Exercise requirements - Find each line below where the word "size" occurs, and copy it.

=== Section Start ===

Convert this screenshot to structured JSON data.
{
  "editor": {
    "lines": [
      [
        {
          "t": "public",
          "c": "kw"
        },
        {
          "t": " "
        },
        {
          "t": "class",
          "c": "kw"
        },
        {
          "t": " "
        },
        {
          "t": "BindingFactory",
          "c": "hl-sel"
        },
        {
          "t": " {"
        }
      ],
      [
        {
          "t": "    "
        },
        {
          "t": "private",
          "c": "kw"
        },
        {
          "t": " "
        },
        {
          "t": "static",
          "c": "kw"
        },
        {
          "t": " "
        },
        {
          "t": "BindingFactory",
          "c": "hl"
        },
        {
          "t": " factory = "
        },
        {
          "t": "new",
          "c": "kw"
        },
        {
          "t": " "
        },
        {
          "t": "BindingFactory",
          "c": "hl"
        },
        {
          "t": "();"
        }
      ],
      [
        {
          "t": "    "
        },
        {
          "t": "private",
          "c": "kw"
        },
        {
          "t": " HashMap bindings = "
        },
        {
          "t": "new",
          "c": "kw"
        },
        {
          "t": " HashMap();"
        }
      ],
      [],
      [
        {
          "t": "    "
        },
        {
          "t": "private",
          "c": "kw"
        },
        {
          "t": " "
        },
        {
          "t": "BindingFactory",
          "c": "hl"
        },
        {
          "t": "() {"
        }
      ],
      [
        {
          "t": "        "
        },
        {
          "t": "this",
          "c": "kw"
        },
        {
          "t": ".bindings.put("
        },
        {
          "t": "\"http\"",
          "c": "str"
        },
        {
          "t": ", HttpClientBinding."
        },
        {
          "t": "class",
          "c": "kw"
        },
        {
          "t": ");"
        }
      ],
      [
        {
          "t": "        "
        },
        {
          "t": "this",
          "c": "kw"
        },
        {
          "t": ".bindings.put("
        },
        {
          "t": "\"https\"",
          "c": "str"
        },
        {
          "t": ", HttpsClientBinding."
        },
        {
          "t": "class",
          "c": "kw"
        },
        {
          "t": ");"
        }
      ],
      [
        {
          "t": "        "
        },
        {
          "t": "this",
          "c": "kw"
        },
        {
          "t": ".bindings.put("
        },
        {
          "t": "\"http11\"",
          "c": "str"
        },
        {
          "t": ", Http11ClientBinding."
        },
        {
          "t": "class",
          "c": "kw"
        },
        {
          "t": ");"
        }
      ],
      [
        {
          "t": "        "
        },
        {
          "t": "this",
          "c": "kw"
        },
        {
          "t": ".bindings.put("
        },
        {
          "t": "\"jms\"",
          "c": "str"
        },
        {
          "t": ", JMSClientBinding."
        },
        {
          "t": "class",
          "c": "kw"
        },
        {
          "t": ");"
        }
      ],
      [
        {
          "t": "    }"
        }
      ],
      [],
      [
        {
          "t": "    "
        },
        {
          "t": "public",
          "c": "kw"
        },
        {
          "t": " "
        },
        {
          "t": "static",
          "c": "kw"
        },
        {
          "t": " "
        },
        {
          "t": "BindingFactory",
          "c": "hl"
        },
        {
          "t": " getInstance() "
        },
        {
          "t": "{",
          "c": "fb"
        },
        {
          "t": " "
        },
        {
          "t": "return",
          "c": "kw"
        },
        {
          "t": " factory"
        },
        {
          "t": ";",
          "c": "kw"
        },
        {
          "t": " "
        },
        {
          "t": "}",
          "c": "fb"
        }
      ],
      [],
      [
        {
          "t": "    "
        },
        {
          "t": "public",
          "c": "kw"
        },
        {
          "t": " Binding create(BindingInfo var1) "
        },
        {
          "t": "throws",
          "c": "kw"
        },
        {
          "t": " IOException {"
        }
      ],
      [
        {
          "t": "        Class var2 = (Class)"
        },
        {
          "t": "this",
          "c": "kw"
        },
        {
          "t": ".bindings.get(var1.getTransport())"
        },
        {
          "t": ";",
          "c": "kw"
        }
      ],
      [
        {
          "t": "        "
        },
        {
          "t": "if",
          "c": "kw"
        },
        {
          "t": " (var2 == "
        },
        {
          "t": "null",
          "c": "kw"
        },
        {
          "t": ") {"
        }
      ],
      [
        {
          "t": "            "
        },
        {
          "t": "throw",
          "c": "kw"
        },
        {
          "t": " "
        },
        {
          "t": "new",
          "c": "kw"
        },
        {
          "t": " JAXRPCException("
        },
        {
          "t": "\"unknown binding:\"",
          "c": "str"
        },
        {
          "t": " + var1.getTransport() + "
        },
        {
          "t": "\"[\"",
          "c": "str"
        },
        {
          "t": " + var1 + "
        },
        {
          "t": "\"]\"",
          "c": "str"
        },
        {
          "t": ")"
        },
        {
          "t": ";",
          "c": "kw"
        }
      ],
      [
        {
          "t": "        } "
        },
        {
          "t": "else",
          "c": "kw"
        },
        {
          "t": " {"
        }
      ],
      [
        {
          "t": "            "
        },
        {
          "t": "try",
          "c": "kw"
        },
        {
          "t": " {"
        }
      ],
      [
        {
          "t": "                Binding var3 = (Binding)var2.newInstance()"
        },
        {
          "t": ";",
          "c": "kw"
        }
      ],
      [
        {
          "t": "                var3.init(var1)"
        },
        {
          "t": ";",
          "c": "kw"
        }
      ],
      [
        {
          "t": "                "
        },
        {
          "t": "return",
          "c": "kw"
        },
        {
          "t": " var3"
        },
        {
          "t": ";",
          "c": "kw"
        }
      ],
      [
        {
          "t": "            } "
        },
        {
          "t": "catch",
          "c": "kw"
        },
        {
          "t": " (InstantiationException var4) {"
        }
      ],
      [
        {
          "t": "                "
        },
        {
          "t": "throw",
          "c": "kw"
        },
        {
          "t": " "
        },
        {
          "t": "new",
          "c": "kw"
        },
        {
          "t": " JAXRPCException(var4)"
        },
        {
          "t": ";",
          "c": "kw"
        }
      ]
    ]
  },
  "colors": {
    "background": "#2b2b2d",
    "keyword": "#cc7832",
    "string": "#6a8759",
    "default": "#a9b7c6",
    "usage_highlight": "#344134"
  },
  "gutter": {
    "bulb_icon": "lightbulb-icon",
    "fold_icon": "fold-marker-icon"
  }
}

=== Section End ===
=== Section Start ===

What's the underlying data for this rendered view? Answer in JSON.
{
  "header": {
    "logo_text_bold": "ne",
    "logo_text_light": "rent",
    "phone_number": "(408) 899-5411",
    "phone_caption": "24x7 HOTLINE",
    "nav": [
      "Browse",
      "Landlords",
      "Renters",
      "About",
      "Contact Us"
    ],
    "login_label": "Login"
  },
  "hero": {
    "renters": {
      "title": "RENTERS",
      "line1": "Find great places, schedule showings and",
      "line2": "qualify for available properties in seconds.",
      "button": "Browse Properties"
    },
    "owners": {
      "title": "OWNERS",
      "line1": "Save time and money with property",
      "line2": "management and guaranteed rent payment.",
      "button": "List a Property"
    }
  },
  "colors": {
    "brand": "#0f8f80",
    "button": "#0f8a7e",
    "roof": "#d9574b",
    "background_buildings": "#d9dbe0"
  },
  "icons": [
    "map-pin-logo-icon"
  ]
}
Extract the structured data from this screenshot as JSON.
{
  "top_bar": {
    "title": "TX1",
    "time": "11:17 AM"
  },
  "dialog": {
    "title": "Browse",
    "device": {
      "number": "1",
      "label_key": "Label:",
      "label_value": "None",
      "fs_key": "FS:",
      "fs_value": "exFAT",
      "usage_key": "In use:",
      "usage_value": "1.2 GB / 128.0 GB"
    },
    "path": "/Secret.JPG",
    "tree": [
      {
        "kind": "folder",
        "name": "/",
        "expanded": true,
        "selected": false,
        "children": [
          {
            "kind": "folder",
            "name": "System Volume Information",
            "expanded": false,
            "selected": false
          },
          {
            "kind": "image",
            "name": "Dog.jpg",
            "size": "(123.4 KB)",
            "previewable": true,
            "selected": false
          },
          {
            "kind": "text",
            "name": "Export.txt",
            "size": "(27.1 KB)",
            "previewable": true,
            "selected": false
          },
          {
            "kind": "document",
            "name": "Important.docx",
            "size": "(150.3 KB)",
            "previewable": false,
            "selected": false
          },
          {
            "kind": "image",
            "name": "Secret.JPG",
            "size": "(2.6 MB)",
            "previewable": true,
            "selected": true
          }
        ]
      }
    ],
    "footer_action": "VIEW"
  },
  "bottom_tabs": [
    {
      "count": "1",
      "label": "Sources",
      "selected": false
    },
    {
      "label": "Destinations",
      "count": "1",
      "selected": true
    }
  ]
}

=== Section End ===

Task response -
            "size": "(123.4 KB)",
            "size": "(27.1 KB)",
            "size": "(150.3 KB)",
            "size": "(2.6 MB)",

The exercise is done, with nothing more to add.